- _Exercise_
Will you output all of the data below exactly, omitting the images?

- _Source material_
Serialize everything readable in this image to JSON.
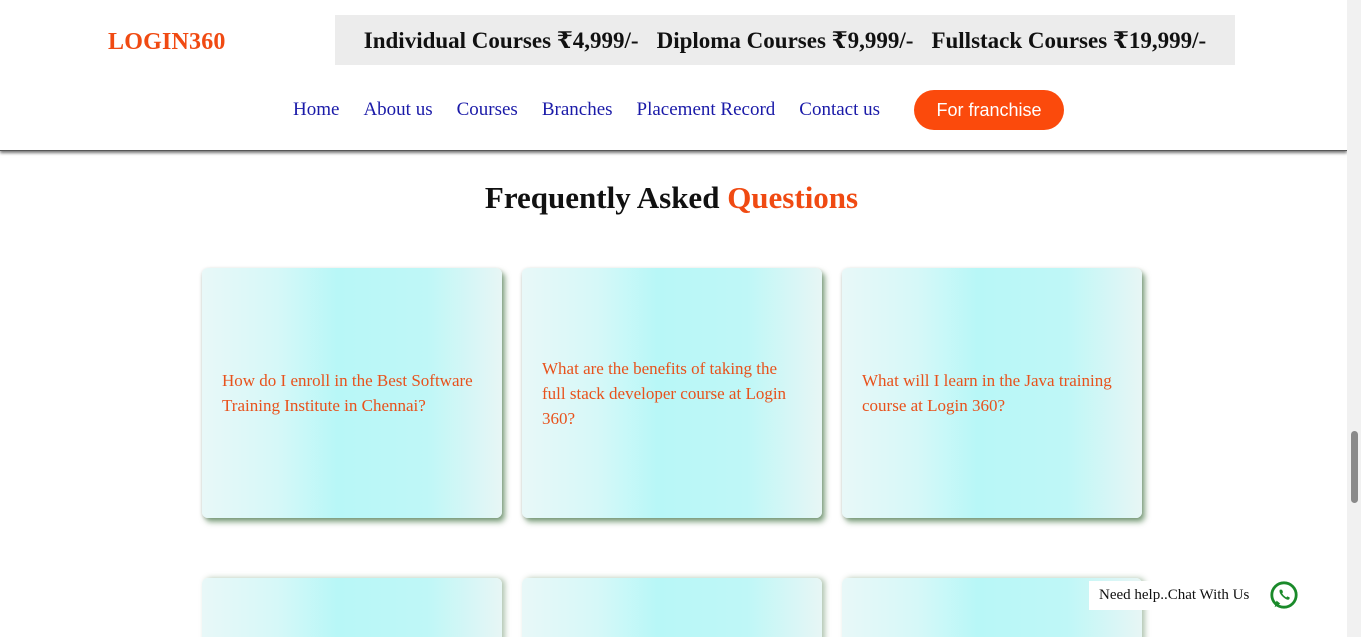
{
  "header": {
    "logo": "LOGIN360",
    "prices": [
      "Individual Courses ₹4,999/-",
      "Diploma Courses ₹9,999/-",
      "Fullstack Courses ₹19,999/-"
    ],
    "nav": [
      "Home",
      "About us",
      "Courses",
      "Branches",
      "Placement Record",
      "Contact us"
    ],
    "franchise_button": "For franchise"
  },
  "faq": {
    "title_main": "Frequently Asked",
    "title_accent": "Questions",
    "questions": [
      "How do I enroll in the Best Software Training Institute in Chennai?",
      "What are the benefits of taking the full stack developer course at Login 360?",
      "What will I learn in the Java training course at Login 360?"
    ]
  },
  "chat": {
    "label": "Need help..Chat With Us",
    "icon": "whatsapp-icon"
  },
  "colors": {
    "brand": "#f04a12",
    "button": "#fb4a0c",
    "nav_link": "#1a1aa8",
    "whatsapp": "#1a8a2a"
  }
}
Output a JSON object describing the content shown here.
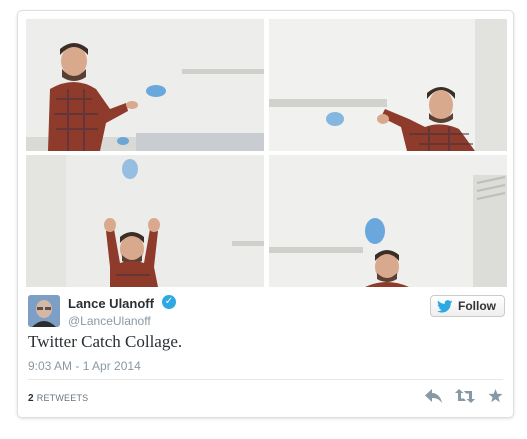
{
  "tweet": {
    "author_name": "Lance Ulanoff",
    "handle": "@LanceUlanoff",
    "text": "Twitter Catch Collage.",
    "timestamp": "9:03 AM - 1 Apr 2014",
    "retweet_count": "2",
    "retweet_label": "RETWEETS",
    "verified": true
  },
  "follow_button": {
    "label": "Follow"
  },
  "icons": {
    "follow": "twitter-bird-icon",
    "verified": "verified-badge-icon",
    "reply": "reply-icon",
    "retweet": "retweet-icon",
    "favorite": "favorite-star-icon"
  },
  "colors": {
    "accent": "#2ea8e3",
    "muted_text": "#8899a6",
    "action_icon": "#8899a6"
  }
}
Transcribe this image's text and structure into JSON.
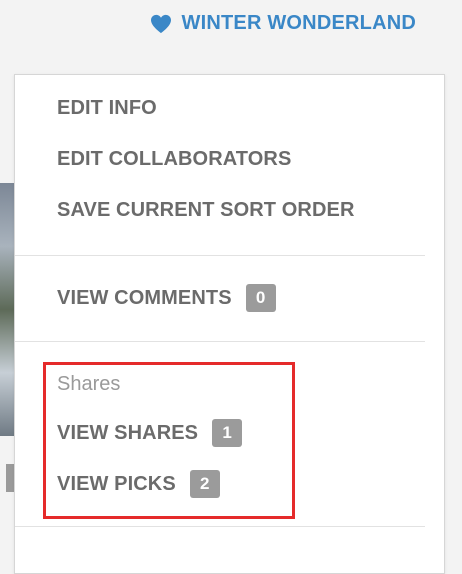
{
  "header": {
    "collection_title": "WINTER WONDERLAND",
    "heart_icon": "heart-icon",
    "accent_color": "#3a87c7"
  },
  "menu": {
    "edit_info": "EDIT INFO",
    "edit_collaborators": "EDIT COLLABORATORS",
    "save_sort_order": "SAVE CURRENT SORT ORDER",
    "view_comments": "VIEW COMMENTS",
    "comments_count": "0",
    "shares_section_label": "Shares",
    "view_shares": "VIEW SHARES",
    "shares_count": "1",
    "view_picks": "VIEW PICKS",
    "picks_count": "2"
  },
  "colors": {
    "highlight": "#e52a2a",
    "badge": "#9b9b9b",
    "menu_text": "#6b6b6b"
  }
}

- _Solution for this task_
Serialize everything readable in this image to JSON.
{
  "header": {
    "logo": "LOGIN360",
    "prices": [
      "Individual Courses ₹4,999/-",
      "Diploma Courses ₹9,999/-",
      "Fullstack Courses ₹19,999/-"
    ],
    "nav": [
      "Home",
      "About us",
      "Courses",
      "Branches",
      "Placement Record",
      "Contact us"
    ],
    "franchise_button": "For franchise"
  },
  "faq": {
    "title_main": "Frequently Asked",
    "title_accent": "Questions",
    "questions": [
      "How do I enroll in the Best Software Training Institute in Chennai?",
      "What are the benefits of taking the full stack developer course at Login 360?",
      "What will I learn in the Java training course at Login 360?"
    ]
  },
  "chat": {
    "label": "Need help..Chat With Us",
    "icon": "whatsapp-icon"
  },
  "colors": {
    "brand": "#f04a12",
    "button": "#fb4a0c",
    "nav_link": "#1a1aa8",
    "whatsapp": "#1a8a2a"
  }
}
Output a JSON object describing the content shown here.
{
  "tweet": {
    "author_name": "Lance Ulanoff",
    "handle": "@LanceUlanoff",
    "text": "Twitter Catch Collage.",
    "timestamp": "9:03 AM - 1 Apr 2014",
    "retweet_count": "2",
    "retweet_label": "RETWEETS",
    "verified": true
  },
  "follow_button": {
    "label": "Follow"
  },
  "icons": {
    "follow": "twitter-bird-icon",
    "verified": "verified-badge-icon",
    "reply": "reply-icon",
    "retweet": "retweet-icon",
    "favorite": "favorite-star-icon"
  },
  "colors": {
    "accent": "#2ea8e3",
    "muted_text": "#8899a6",
    "action_icon": "#8899a6"
  }
}
Transcribe this image's text and structure into JSON.
{
  "header": {
    "collection_title": "WINTER WONDERLAND",
    "heart_icon": "heart-icon",
    "accent_color": "#3a87c7"
  },
  "menu": {
    "edit_info": "EDIT INFO",
    "edit_collaborators": "EDIT COLLABORATORS",
    "save_sort_order": "SAVE CURRENT SORT ORDER",
    "view_comments": "VIEW COMMENTS",
    "comments_count": "0",
    "shares_section_label": "Shares",
    "view_shares": "VIEW SHARES",
    "shares_count": "1",
    "view_picks": "VIEW PICKS",
    "picks_count": "2"
  },
  "colors": {
    "highlight": "#e52a2a",
    "badge": "#9b9b9b",
    "menu_text": "#6b6b6b"
  }
}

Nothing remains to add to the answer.